▶ **PROBLEM REQUIREMENTS**
Whenever a line in the entries below contains "windows", copy that line.

▶ **DATASET CONTENT**
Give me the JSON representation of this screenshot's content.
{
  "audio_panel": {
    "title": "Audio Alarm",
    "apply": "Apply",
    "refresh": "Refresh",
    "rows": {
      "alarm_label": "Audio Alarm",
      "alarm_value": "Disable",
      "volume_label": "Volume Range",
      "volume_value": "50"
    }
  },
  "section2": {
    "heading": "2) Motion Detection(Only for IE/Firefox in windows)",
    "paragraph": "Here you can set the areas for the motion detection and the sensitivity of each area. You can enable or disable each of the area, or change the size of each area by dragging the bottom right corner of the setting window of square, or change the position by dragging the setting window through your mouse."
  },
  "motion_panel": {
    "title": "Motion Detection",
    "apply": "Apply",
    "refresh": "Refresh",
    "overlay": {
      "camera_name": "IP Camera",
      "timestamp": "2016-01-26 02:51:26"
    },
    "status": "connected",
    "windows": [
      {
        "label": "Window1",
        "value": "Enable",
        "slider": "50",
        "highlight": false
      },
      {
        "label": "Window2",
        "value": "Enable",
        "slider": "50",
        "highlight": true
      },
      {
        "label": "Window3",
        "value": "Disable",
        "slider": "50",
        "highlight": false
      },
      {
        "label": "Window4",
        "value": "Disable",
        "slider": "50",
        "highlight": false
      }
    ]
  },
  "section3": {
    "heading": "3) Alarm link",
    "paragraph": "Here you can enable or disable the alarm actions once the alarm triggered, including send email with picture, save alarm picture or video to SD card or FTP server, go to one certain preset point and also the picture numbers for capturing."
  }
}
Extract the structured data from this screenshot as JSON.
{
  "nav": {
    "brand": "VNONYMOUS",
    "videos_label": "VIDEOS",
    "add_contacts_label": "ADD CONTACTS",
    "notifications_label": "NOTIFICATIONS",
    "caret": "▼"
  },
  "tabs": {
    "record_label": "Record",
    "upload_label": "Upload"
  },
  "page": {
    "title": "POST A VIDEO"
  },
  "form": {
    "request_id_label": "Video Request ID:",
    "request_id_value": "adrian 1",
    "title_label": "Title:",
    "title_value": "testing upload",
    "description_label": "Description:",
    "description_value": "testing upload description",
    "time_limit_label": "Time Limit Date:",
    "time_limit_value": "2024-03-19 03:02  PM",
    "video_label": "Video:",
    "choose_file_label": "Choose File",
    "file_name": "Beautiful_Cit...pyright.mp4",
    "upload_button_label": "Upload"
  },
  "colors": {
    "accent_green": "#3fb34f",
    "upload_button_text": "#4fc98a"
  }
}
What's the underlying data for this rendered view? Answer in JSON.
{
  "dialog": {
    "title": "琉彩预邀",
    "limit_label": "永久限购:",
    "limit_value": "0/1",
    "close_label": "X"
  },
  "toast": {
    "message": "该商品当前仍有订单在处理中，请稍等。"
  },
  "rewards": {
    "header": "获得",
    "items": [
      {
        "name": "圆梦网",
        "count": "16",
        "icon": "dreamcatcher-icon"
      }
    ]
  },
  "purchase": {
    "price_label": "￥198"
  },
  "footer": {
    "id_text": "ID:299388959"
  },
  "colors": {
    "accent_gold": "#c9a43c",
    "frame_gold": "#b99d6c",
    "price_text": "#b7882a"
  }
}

▶ **TASK OUTPUT**
    "heading": "2) Motion Detection(Only for IE/Firefox in windows)",
    "windows": [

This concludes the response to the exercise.